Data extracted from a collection
====================

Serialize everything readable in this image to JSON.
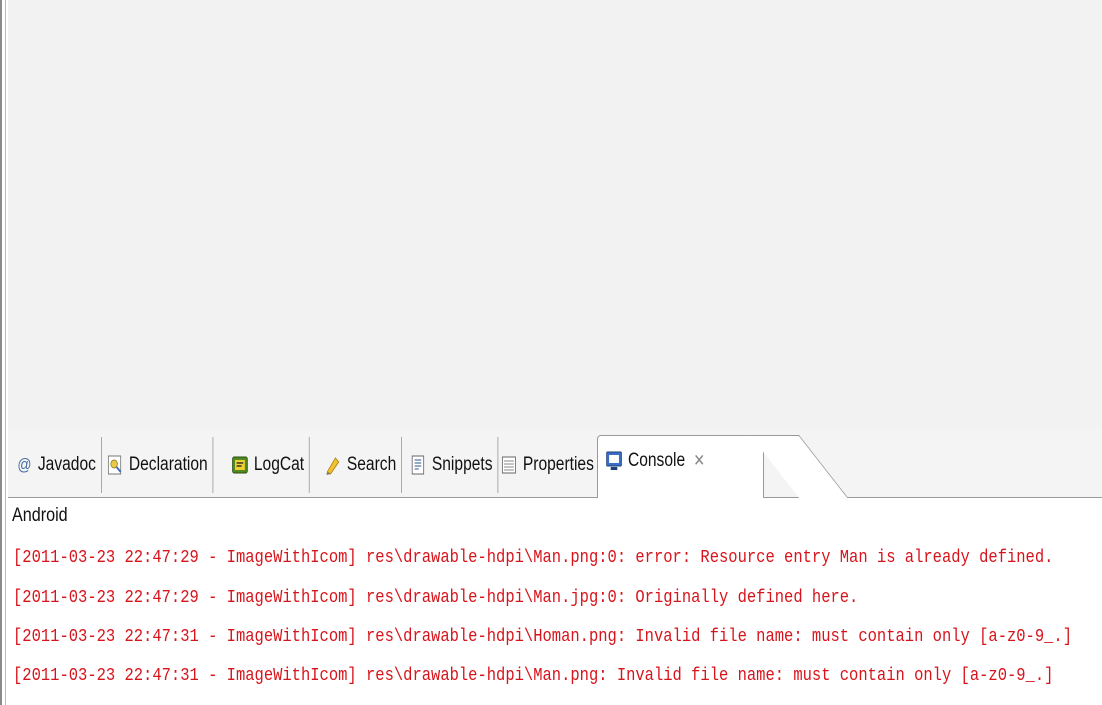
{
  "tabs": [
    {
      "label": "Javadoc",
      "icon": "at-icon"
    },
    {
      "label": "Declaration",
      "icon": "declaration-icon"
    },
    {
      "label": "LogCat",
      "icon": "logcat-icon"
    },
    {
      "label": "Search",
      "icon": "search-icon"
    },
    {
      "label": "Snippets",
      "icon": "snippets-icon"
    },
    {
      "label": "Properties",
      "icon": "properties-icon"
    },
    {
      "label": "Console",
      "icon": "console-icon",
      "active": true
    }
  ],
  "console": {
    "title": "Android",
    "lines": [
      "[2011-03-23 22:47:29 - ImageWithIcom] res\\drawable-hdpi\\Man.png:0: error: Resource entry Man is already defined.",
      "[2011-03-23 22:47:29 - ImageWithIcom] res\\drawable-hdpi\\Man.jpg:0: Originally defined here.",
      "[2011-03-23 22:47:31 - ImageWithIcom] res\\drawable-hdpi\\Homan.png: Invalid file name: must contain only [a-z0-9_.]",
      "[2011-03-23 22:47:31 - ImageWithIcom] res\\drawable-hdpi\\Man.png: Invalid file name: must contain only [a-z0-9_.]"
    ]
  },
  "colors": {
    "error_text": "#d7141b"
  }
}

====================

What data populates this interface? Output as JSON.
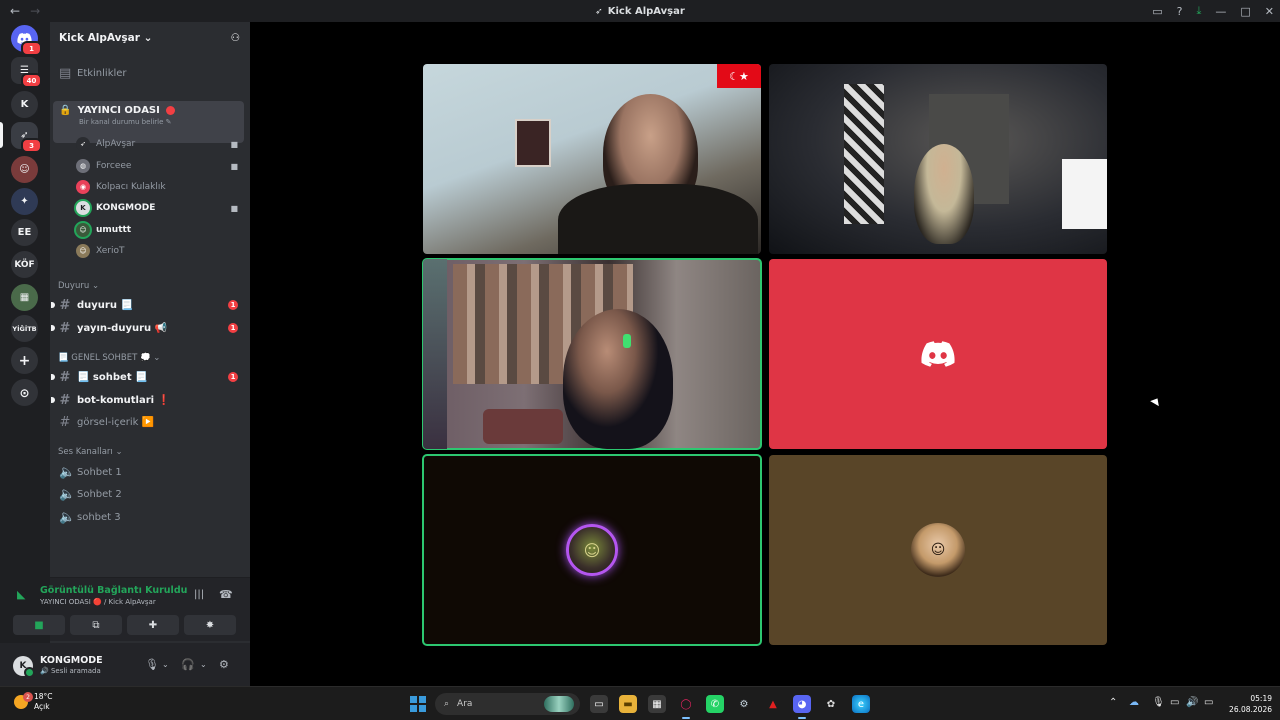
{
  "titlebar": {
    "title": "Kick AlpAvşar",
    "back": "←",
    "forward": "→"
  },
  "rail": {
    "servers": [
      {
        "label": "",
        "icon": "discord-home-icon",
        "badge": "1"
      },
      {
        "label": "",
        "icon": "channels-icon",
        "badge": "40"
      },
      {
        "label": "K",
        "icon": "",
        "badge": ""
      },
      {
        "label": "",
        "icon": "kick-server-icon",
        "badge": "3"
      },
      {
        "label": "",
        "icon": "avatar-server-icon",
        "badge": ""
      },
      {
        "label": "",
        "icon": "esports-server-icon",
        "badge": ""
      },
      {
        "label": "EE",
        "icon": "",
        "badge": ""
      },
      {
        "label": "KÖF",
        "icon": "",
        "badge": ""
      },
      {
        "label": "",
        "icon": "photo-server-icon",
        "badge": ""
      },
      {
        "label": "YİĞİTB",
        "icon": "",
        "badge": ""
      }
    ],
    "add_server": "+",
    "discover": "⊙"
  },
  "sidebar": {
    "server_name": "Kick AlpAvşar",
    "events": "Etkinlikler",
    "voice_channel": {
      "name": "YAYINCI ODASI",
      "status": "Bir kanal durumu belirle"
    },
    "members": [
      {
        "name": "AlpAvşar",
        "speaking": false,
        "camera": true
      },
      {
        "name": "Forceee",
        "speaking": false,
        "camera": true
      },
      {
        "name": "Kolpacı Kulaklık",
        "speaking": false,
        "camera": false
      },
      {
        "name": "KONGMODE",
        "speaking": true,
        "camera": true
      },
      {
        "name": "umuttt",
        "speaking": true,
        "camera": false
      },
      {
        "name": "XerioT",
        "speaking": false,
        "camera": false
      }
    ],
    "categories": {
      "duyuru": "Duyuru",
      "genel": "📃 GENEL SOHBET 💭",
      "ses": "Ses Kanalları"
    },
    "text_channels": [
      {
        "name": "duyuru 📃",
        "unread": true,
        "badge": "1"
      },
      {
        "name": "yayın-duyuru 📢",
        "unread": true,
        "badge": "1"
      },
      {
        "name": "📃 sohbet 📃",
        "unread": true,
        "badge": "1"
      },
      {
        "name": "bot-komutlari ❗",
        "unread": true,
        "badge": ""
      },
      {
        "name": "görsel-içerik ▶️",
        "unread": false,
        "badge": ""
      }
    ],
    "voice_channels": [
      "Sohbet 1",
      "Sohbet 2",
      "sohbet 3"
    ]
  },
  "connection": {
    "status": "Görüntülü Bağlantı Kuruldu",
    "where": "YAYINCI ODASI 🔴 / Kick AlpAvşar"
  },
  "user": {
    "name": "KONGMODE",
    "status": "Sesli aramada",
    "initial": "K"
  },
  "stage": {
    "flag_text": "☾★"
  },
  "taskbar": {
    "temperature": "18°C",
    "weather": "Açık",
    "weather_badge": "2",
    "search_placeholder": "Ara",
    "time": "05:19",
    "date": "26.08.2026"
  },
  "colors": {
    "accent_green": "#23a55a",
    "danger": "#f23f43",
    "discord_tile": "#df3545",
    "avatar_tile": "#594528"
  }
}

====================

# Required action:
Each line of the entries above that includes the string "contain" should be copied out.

# Solution to the exercise:
      "[2011-03-23 22:47:31 - ImageWithIcom] res\\drawable-hdpi\\Homan.png: Invalid file name: must contain only [a-z0-9_.]",
      "[2011-03-23 22:47:31 - ImageWithIcom] res\\drawable-hdpi\\Man.png: Invalid file name: must contain only [a-z0-9_.]"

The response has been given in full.